Your answer must consist of one number: how many lines in the records contain "amount".

Component data from apps and pages:
--------
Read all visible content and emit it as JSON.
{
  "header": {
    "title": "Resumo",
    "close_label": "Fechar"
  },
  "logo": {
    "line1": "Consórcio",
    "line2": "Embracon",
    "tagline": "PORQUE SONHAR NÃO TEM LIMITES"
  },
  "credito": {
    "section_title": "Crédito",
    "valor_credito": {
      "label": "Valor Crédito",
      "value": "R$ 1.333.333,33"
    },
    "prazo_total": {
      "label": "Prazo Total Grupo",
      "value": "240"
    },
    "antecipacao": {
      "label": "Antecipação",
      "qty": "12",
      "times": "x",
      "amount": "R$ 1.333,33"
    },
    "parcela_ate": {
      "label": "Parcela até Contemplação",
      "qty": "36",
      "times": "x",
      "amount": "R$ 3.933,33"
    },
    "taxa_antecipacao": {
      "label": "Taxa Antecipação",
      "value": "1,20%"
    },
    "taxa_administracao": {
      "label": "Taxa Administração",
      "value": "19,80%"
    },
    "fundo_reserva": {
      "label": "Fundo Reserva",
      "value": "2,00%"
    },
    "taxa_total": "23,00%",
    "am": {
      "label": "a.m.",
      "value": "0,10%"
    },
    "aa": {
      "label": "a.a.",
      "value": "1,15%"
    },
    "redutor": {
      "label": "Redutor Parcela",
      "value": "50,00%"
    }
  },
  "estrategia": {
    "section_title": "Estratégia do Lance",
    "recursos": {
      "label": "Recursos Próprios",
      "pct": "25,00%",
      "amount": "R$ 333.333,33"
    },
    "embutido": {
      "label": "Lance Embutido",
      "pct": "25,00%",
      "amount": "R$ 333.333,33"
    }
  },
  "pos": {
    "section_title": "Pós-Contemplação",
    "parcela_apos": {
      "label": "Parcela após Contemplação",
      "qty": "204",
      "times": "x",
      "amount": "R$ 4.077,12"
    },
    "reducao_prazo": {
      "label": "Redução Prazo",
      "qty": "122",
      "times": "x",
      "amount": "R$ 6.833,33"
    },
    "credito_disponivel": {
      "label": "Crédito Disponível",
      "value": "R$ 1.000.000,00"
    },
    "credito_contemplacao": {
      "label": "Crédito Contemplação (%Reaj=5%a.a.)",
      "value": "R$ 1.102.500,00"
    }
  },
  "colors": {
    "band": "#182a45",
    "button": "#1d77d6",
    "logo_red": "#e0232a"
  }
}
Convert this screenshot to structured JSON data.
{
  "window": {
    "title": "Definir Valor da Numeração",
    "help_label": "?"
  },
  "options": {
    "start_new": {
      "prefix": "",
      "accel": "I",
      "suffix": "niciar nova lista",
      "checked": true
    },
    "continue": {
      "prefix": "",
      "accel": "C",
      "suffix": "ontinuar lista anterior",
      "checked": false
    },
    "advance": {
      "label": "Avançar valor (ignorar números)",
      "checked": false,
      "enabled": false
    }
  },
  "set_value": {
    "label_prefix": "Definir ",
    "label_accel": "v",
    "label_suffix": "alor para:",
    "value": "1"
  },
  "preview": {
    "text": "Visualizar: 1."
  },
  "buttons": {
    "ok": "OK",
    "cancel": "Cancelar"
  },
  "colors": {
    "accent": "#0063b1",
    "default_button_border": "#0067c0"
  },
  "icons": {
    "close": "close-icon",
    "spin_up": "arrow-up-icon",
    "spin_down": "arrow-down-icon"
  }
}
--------
Answer to this task →
6